Have you ever enjoyed a certain type of music with the specific intention of passively listening? Need something to hum along while you focus on your daily monotonies and responsibilities? Dead Sullivan’s Sever is just the song for you.
Are there cute, imagery-laden lyrics hiding under a blanket of soft guitars in this song? Yes, but what’s more readily in the foreground are crinkling percussive bits and page turning samples that provide the illusion that the song is blossoming in the background of its own official recording. If that’s not a unique approach, I don’t know what is. Sever is aptly named as it seems to be gently removed from the listener enough to alter their mood and help them find a drowsy contentment without having to engage much in actually listening. This passive pop leaves so much to be discovered upon placing a headphone in one ear and another in the ear of a good friend to explore together.
Dead Sullivan proves inventive and evocative on this track. It has its own listening scene built into itself and seems perfect for so many specific moments of the day that there’s little excuse not to have it on a readily available playlist.
Pop-rock with a social conscience…now there’s a thing. Whilst pop music is normally fixated on short lived, chart friendly, statistic driven song and rock music is doing its best to look self-important and a bit hard, along comes a band able to drive down the middle of that highway neatly swerving the clichés that little either side of the tarmac. Sonically Sleeping Babys pull of the neat trick of being able to meld the sweetness of pop with the muscle of rock to make music which has appeal to both camps but in the case of Resistor it is what they have to say which is the real break through.
The message is more poignant than ever in the modern and overly connected world. Every word and deed was consequence, from the face-to-face and obvious to the anonymous and distant but that those actions not only matter they also define who you become as a person. So who do you want to be? It’s your call!
There is a dark and unsettling heart beating at the centre of Slightlykilld contrasting with the slick and sweet indie-rock that it comes wrapped in. The result is that beguiling blend of light and shade, allure and menace, the sonic equivalent of that moment when finally get up the courage to talk to the gothic beauty you have been pursuing all night and knowing that it will end with you used, lost and heartbroken. And knowing too that it will be worth it.
It’s the same blend of surface glamour and hidden danger that coils through The Yeah Yeah Yeahs and Garbage and so it is no surprise to find that they have already opened for the latter to a sold out Moscow arena. It is also proof that seduction is better than savagery, for at least with seduction you go to it willingly.

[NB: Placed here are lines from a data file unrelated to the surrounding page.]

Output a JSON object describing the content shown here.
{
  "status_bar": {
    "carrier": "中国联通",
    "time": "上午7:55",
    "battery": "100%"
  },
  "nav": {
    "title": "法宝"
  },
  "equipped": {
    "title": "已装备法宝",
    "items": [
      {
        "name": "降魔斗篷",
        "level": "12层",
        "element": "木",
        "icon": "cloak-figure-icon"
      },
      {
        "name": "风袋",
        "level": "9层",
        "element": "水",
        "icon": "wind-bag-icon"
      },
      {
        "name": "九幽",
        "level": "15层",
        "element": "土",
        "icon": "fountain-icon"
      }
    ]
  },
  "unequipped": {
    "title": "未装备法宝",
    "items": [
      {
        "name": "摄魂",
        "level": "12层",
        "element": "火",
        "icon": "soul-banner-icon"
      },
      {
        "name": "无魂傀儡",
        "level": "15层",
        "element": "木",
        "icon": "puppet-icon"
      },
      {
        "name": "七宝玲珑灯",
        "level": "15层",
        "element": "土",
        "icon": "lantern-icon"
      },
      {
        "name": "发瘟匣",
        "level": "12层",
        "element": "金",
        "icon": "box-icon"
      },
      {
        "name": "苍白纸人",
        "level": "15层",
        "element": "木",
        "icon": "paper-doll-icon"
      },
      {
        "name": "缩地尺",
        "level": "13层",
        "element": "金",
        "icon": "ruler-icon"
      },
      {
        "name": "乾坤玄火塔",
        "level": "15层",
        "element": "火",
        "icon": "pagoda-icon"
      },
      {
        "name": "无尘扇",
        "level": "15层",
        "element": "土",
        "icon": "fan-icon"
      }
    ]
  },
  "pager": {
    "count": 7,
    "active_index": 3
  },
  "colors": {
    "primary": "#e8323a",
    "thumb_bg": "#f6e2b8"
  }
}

Chris Garcia may just have stumbled on the perfect template for modern pop, a way of using all its immediacy and infectiousness but retaining the integrity of the indie artist and the subtlety of the folk troubadour. Many have tried but he seems to have hit on a winning formula with The Fantasy.
Just enough coffee house folk seeps through, plenty of the modern singer-songwriter styling, enough indie vibe to keep it on a modern path and more than a touch of the pop jaunt normally associated with the likes of Jack Johnson. That is quite a lot to juggle and Chris Garcia does it elegantly and eloquently and for that he has my upmost thanks.